**Brief:** In how many lines of the material below does the string "明日走势预测" appear? Answer with a single number.

**Supplied material:**
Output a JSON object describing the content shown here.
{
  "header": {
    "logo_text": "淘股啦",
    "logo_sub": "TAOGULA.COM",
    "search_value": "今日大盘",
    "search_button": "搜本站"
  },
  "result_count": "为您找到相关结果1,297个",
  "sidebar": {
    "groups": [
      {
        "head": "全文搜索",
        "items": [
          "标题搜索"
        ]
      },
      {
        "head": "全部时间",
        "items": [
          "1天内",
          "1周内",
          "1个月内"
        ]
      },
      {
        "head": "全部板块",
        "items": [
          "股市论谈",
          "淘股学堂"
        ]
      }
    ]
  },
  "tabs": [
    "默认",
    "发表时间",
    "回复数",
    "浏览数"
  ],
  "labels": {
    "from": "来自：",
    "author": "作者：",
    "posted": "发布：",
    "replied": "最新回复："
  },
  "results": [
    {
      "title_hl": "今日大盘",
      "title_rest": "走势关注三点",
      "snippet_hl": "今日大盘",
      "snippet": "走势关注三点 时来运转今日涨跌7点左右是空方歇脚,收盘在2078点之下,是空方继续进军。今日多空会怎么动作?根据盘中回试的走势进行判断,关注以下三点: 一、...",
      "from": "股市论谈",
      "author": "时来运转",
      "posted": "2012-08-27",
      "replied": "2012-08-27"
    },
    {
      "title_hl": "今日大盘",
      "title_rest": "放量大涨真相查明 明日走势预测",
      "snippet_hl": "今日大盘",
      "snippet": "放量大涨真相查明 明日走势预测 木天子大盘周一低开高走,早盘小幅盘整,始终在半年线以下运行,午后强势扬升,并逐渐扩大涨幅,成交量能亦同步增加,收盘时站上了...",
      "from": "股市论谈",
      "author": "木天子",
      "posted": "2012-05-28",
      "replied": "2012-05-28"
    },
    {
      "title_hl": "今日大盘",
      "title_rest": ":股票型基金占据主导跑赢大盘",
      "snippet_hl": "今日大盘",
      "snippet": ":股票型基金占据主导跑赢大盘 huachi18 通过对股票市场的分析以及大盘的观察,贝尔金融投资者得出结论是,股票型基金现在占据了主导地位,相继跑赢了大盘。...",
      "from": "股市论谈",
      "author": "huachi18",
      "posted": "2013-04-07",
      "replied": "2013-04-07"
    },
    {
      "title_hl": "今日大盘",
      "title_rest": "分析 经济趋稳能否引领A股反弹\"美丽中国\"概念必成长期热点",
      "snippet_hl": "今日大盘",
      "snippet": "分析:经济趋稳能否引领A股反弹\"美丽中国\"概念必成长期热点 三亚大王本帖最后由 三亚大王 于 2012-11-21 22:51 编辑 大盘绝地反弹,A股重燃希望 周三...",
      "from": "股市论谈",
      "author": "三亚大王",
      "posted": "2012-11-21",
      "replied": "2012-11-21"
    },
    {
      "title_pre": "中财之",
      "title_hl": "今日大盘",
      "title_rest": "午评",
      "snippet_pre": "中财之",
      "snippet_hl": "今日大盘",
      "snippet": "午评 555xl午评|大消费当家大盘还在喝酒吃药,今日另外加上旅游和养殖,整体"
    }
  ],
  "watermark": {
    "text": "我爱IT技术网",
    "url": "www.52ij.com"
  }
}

**Expected output:** 2